How to complete this task: Although the records contain pictures, only their text should be reproduced, exactly as written.

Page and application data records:

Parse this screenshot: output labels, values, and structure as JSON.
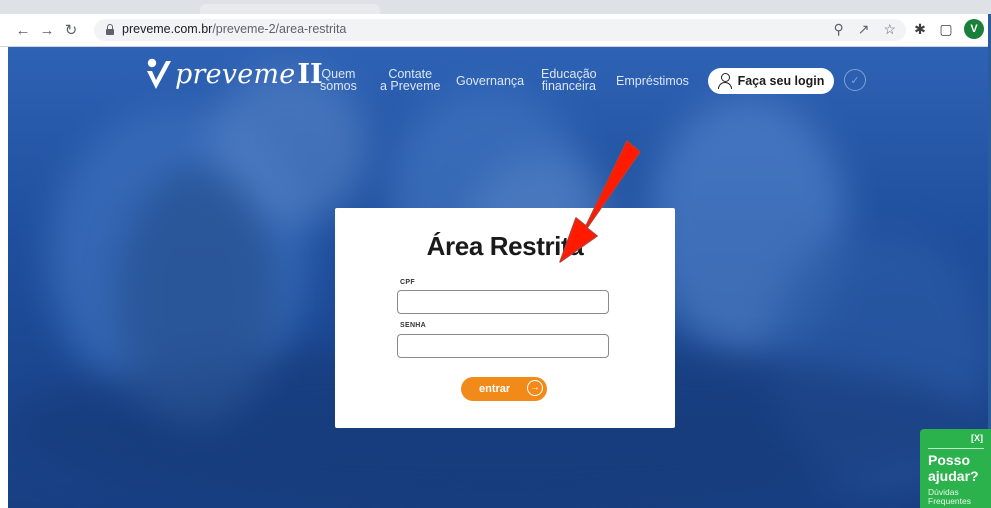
{
  "browser": {
    "url_host": "preveme.com.br",
    "url_path": "/preveme-2/area-restrita",
    "profile_initial": "V"
  },
  "site": {
    "logo_text": "preveme",
    "logo_roman": "II",
    "nav": [
      {
        "line1": "Quem",
        "line2": "somos"
      },
      {
        "line1": "Contate",
        "line2": "a Preveme"
      },
      {
        "line1": "Governança",
        "line2": ""
      },
      {
        "line1": "Educação",
        "line2": "financeira"
      },
      {
        "line1": "Empréstimos",
        "line2": ""
      }
    ],
    "login_button": "Faça seu login"
  },
  "login_card": {
    "title": "Área Restrita",
    "cpf_label": "CPF",
    "password_label": "SENHA",
    "cpf_value": "",
    "password_value": "",
    "submit_label": "entrar"
  },
  "help_widget": {
    "close": "[X]",
    "title_line1": "Posso",
    "title_line2": "ajudar?",
    "sub_line1": "Dúvidas",
    "sub_line2": "Frequentes"
  },
  "colors": {
    "hero_blue": "#1f4f9e",
    "submit_orange": "#f28a1a",
    "widget_green": "#2bb24c",
    "annotation_red": "#ff1a00"
  }
}
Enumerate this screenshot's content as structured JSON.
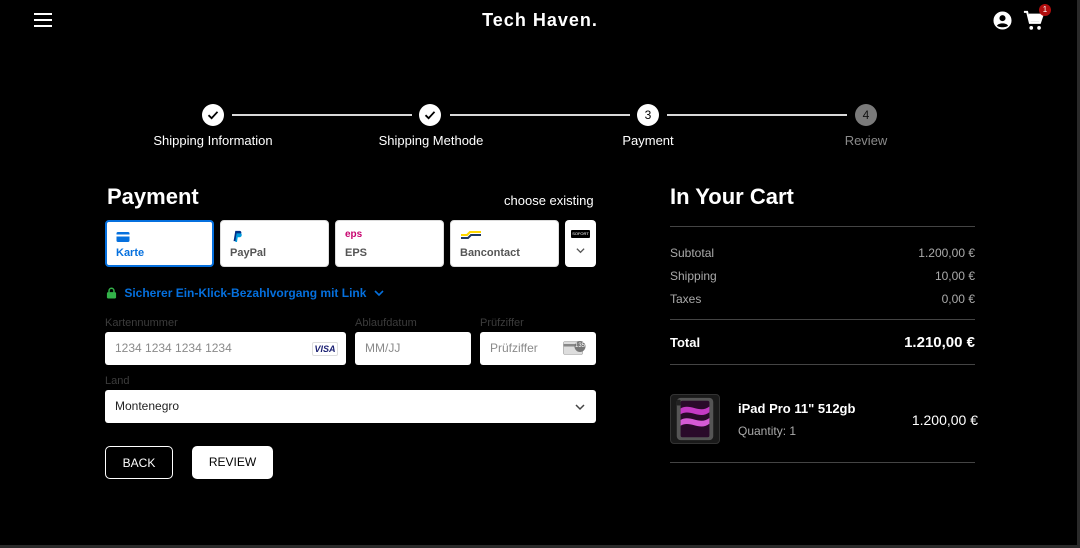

Problem solution:
Parse this screenshot: output labels, values, and structure as JSON.
{
  "browser": {
    "url_host": "preveme.com.br",
    "url_path": "/preveme-2/area-restrita",
    "profile_initial": "V"
  },
  "site": {
    "logo_text": "preveme",
    "logo_roman": "II",
    "nav": [
      {
        "line1": "Quem",
        "line2": "somos"
      },
      {
        "line1": "Contate",
        "line2": "a Preveme"
      },
      {
        "line1": "Governança",
        "line2": ""
      },
      {
        "line1": "Educação",
        "line2": "financeira"
      },
      {
        "line1": "Empréstimos",
        "line2": ""
      }
    ],
    "login_button": "Faça seu login"
  },
  "login_card": {
    "title": "Área Restrita",
    "cpf_label": "CPF",
    "password_label": "SENHA",
    "cpf_value": "",
    "password_value": "",
    "submit_label": "entrar"
  },
  "help_widget": {
    "close": "[X]",
    "title_line1": "Posso",
    "title_line2": "ajudar?",
    "sub_line1": "Dúvidas",
    "sub_line2": "Frequentes"
  },
  "colors": {
    "hero_blue": "#1f4f9e",
    "submit_orange": "#f28a1a",
    "widget_green": "#2bb24c",
    "annotation_red": "#ff1a00"
  }
}
Enumerate this screenshot's content as structured JSON.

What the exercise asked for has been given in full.